EXERCISE PROMPT >> Retype each line of the material exactly, please, skipping any picture in it.

*** Opening RECORDS FOR THIS EXERCISE ***

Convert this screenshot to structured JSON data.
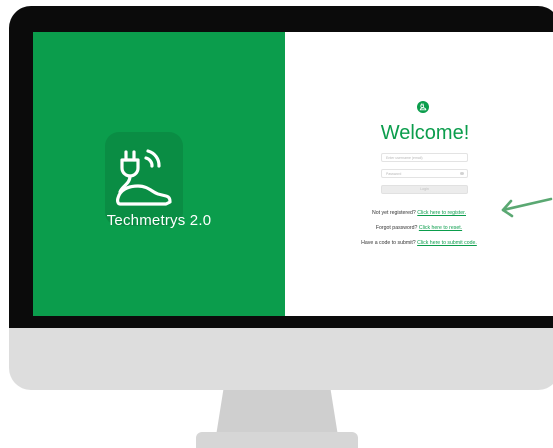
{
  "app": {
    "name": "Techmetrys 2.0"
  },
  "login": {
    "heading": "Welcome!",
    "username_placeholder": "Enter username (email)",
    "password_placeholder": "Password",
    "submit_label": "Login"
  },
  "links": [
    {
      "prompt": "Not yet registered?",
      "link": "Click here to register."
    },
    {
      "prompt": "Forgot password?",
      "link": "Click here to reset."
    },
    {
      "prompt": "Have a code to submit?",
      "link": "Click here to submit code."
    }
  ],
  "colors": {
    "brand_green": "#0b9d4c",
    "arrow": "#5aa872",
    "bezel": "#0b0b0b",
    "chin": "#dddddd"
  },
  "icons": [
    "plug-car-logo-icon",
    "plug-car-small-icon",
    "eye-icon",
    "arrow-icon"
  ]
}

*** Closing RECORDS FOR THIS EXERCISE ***

ANSWER TO THIS TASK >>
Convert this screenshot to structured JSON data.
{
  "app": {
    "name": "Techmetrys 2.0"
  },
  "login": {
    "heading": "Welcome!",
    "username_placeholder": "Enter username (email)",
    "password_placeholder": "Password",
    "submit_label": "Login"
  },
  "links": [
    {
      "prompt": "Not yet registered?",
      "link": "Click here to register."
    },
    {
      "prompt": "Forgot password?",
      "link": "Click here to reset."
    },
    {
      "prompt": "Have a code to submit?",
      "link": "Click here to submit code."
    }
  ],
  "colors": {
    "brand_green": "#0b9d4c",
    "arrow": "#5aa872",
    "bezel": "#0b0b0b",
    "chin": "#dddddd"
  },
  "icons": [
    "plug-car-logo-icon",
    "plug-car-small-icon",
    "eye-icon",
    "arrow-icon"
  ]
}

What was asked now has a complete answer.